  • Presbyterian

    If I’m reading it correctly, these are the two key sentences in the court’s decision: “Northside asserts that the trial court erred in ruling that the ordinances lacked a redevelopment project because plaintiffs and intervenors did not properly raise the issue. Northside is correct.”

    It makes for a simple verdict. The trial judge had played the role of plaintiff, making a case for the plaintiffs in his ruling that they had failed properly to make themselves. A judge has no authority to do that.

    Now — after three unfortunate years of deterioration — we can see what McKee can do.

  • Justin Striebel

    I’m still confused on who I should be rooting for in this matter. Obviously the idea of development is a good thing, but I imagine there was a lawsuit for a reason.

    A side question is this: if the bottle district belongs to McKee, does that rule out the possibility of the Rams being given land to build a stadium there?

    • Alex Ihnen

      I’m sure McKee would happily sell the land to Stan.

      • Justin Striebel

        I’m sure he would, but at what price? Part of the reason that idea had legs was that the city doesn’t have tons of money to chip in, but they could have land to give. Not that this is the kiss of death. Stan will either invest a good chunk of his own money, or he won’t. Just wouldn’t follow the blueprint I thought it might.

        • Alex Ihnen

          Which is why that plan seems very implausible to me. If Kroenke wanted to build there, one might imagine he’d put a bug in someone’s ear and not allow the city to sell it McKee. If Kroenke buys it now, McKee will simply be a couple million dollar middle-man. Stranger things have happened and perhaps keeping his cards close to his chest was more important to a few million. Who knows.

  • T-Leb

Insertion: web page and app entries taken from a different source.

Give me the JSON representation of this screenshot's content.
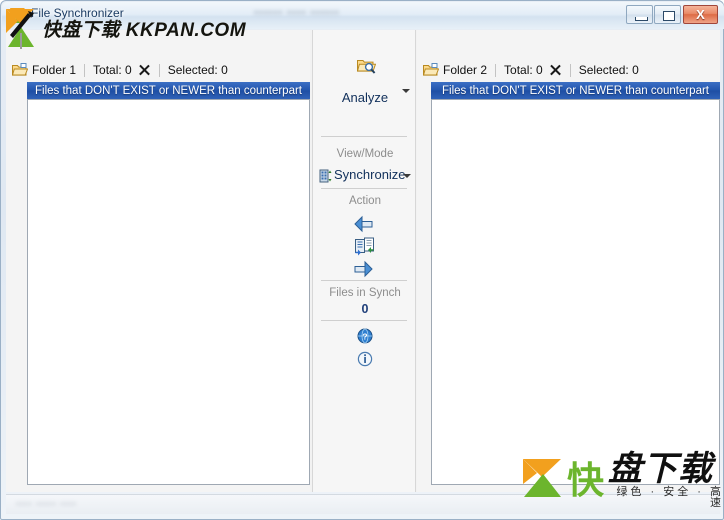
{
  "window": {
    "title": "File Synchronizer",
    "app_icon": "k-logo-icon",
    "title_obscured_text": "••••••  ••••  ••••••",
    "controls": {
      "minimize_label": "–",
      "maximize_label": "❐",
      "close_label": "X"
    }
  },
  "panels": {
    "left": {
      "folder_label": "Folder 1",
      "total_label": "Total: 0",
      "selected_label": "Selected: 0",
      "clear_icon": "x-clear-icon",
      "folder_icon": "open-folder-icon",
      "filter_label": "Files that DON'T EXIST or NEWER than counterpart",
      "items": []
    },
    "right": {
      "folder_label": "Folder 2",
      "total_label": "Total: 0",
      "selected_label": "Selected: 0",
      "clear_icon": "x-clear-icon",
      "folder_icon": "open-folder-icon",
      "filter_label": "Files that DON'T EXIST or NEWER than counterpart",
      "items": []
    }
  },
  "center": {
    "analyze": {
      "label": "Analyze",
      "icon": "folder-search-icon",
      "dropdown_icon": "chevron-down-icon"
    },
    "view_mode": {
      "section_label": "View/Mode",
      "value": "Synchronize",
      "icon": "synchronize-icon",
      "dropdown_icon": "chevron-down-icon"
    },
    "action": {
      "section_label": "Action",
      "copy_left_icon": "arrow-left-icon",
      "sync_icon": "document-sync-icon",
      "copy_right_icon": "arrow-right-icon"
    },
    "files_in_synch": {
      "label": "Files in Synch",
      "value": "0"
    },
    "help_icon": "help-globe-icon",
    "info_icon": "info-icon"
  },
  "status_bar": {
    "obscured_text": "••••  •••••  ••••"
  },
  "watermarks": {
    "top": {
      "logo_icon": "kuaipan-k-logo-icon",
      "text": "快盘下载  KKPAN.COM"
    },
    "bottom": {
      "logo_icon": "kuaipan-k-logo-icon",
      "text_green": "快",
      "text_black": "盘下载",
      "tagline": "绿色 · 安全 · 高速"
    }
  },
  "colors": {
    "filter_bar_blue": "#2255ad",
    "title_text": "#1c3c63",
    "accent_green": "#6cb52d",
    "accent_orange": "#f2a01e",
    "close_red": "#dd6b45"
  }
}
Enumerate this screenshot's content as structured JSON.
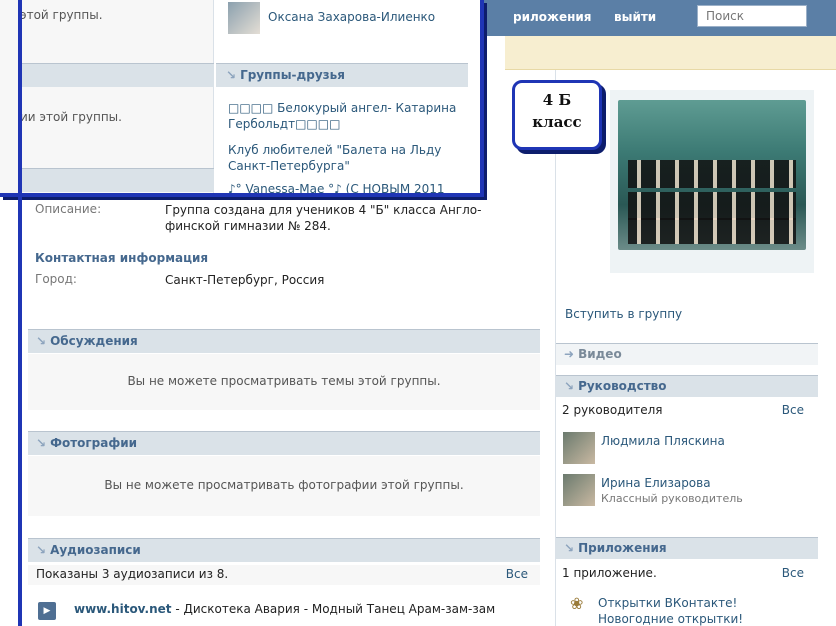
{
  "header": {
    "nav_apps": "риложения",
    "nav_logout": "выйти",
    "search_placeholder": "Поиск"
  },
  "badge": {
    "line1": "4 Б",
    "line2": "класс"
  },
  "overlay": {
    "left_text_1": "этой группы.",
    "left_text_2": "ии этой группы.",
    "member_name": "Оксана Захарова-Илиенко",
    "friends_title": "Группы-друзья",
    "friends": [
      "□□□□ Белокурый ангел- Катарина Гербольдт□□□□",
      "Клуб любителей \"Балета на Льду Санкт-Петербурга\"",
      "♪° Vanessa-Mae °♪ (С НОВЫМ 2011"
    ]
  },
  "info": {
    "desc_label": "Описание:",
    "desc_value_1": "Группа создана для учеников 4 \"Б\" класса Англо-",
    "desc_value_2": "финской гимназии № 284.",
    "contact_title": "Контактная информация",
    "city_label": "Город:",
    "city_value": "Санкт-Петербург, Россия"
  },
  "sections": {
    "discussions_title": "Обсуждения",
    "discussions_msg": "Вы не можете просматривать темы этой группы.",
    "photos_title": "Фотографии",
    "photos_msg": "Вы не можете просматривать фотографии этой группы.",
    "audio_title": "Аудиозаписи",
    "audio_count": "Показаны 3 аудиозаписи из 8.",
    "audio_all": "Все",
    "audio_track_site": "www.hitov.net",
    "audio_track_rest": " - Дискотека Авария - Модный Танец Арам-зам-зам"
  },
  "right": {
    "join": "Вступить в группу",
    "video": "Видео",
    "leaders_title": "Руководство",
    "leaders_count": "2 руководителя",
    "leaders_all": "Все",
    "leaders": [
      {
        "name": "Людмила Пляскина",
        "role": ""
      },
      {
        "name": "Ирина Елизарова",
        "role": "Классный руководитель"
      }
    ],
    "apps_title": "Приложения",
    "apps_count": "1 приложение.",
    "apps_all": "Все",
    "app_name": "Открытки ВКонтакте! Новогодние открытки!"
  }
}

    The whole story reminds me of the plot of RoboCop 2 :: Omni Consumer Products (OCP)’s current plans also come into focus: they attempt to have Detroit default on its debt, so that OCP can foreclose on the entire city, take over the city government, demolish the old city, and put up a planned community development, Delta City, in its place.